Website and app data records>
━━━━━━━━━━━━━━━━━━━━━━━━━━━━━━

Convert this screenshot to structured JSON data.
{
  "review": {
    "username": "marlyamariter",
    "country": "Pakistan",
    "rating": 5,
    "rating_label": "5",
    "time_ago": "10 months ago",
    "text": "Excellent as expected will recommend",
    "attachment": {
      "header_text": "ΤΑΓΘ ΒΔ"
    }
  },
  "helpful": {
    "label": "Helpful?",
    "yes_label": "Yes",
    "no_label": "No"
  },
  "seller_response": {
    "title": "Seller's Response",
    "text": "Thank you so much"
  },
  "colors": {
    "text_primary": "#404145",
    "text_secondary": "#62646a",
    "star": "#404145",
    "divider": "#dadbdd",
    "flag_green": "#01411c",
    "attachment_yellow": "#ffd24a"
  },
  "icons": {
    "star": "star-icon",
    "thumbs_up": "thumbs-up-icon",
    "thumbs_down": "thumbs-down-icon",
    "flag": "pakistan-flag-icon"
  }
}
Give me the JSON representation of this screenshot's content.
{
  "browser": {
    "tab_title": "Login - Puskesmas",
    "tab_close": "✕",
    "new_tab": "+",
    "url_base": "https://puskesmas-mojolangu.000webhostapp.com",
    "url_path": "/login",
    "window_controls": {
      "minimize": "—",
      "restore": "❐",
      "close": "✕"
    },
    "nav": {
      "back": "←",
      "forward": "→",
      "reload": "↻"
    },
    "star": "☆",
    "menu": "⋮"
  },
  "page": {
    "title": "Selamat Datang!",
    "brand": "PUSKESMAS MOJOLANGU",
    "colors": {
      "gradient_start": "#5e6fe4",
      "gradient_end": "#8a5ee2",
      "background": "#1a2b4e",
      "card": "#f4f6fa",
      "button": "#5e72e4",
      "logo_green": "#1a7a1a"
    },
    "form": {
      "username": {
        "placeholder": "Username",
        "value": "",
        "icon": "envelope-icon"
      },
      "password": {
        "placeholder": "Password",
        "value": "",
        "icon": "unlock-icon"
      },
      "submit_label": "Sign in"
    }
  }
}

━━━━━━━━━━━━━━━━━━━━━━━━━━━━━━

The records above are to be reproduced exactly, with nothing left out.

Convert this screenshot to structured JSON data.
{
  "review": {
    "username": "marlyamariter",
    "country": "Pakistan",
    "rating": 5,
    "rating_label": "5",
    "time_ago": "10 months ago",
    "text": "Excellent as expected will recommend",
    "attachment": {
      "header_text": "ΤΑΓΘ ΒΔ"
    }
  },
  "helpful": {
    "label": "Helpful?",
    "yes_label": "Yes",
    "no_label": "No"
  },
  "seller_response": {
    "title": "Seller's Response",
    "text": "Thank you so much"
  },
  "colors": {
    "text_primary": "#404145",
    "text_secondary": "#62646a",
    "star": "#404145",
    "divider": "#dadbdd",
    "flag_green": "#01411c",
    "attachment_yellow": "#ffd24a"
  },
  "icons": {
    "star": "star-icon",
    "thumbs_up": "thumbs-up-icon",
    "thumbs_down": "thumbs-down-icon",
    "flag": "pakistan-flag-icon"
  }
}
Give me the JSON representation of this screenshot's content.
{
  "browser": {
    "tab_title": "Login - Puskesmas",
    "tab_close": "✕",
    "new_tab": "+",
    "url_base": "https://puskesmas-mojolangu.000webhostapp.com",
    "url_path": "/login",
    "window_controls": {
      "minimize": "—",
      "restore": "❐",
      "close": "✕"
    },
    "nav": {
      "back": "←",
      "forward": "→",
      "reload": "↻"
    },
    "star": "☆",
    "menu": "⋮"
  },
  "page": {
    "title": "Selamat Datang!",
    "brand": "PUSKESMAS MOJOLANGU",
    "colors": {
      "gradient_start": "#5e6fe4",
      "gradient_end": "#8a5ee2",
      "background": "#1a2b4e",
      "card": "#f4f6fa",
      "button": "#5e72e4",
      "logo_green": "#1a7a1a"
    },
    "form": {
      "username": {
        "placeholder": "Username",
        "value": "",
        "icon": "envelope-icon"
      },
      "password": {
        "placeholder": "Password",
        "value": "",
        "icon": "unlock-icon"
      },
      "submit_label": "Sign in"
    }
  }
}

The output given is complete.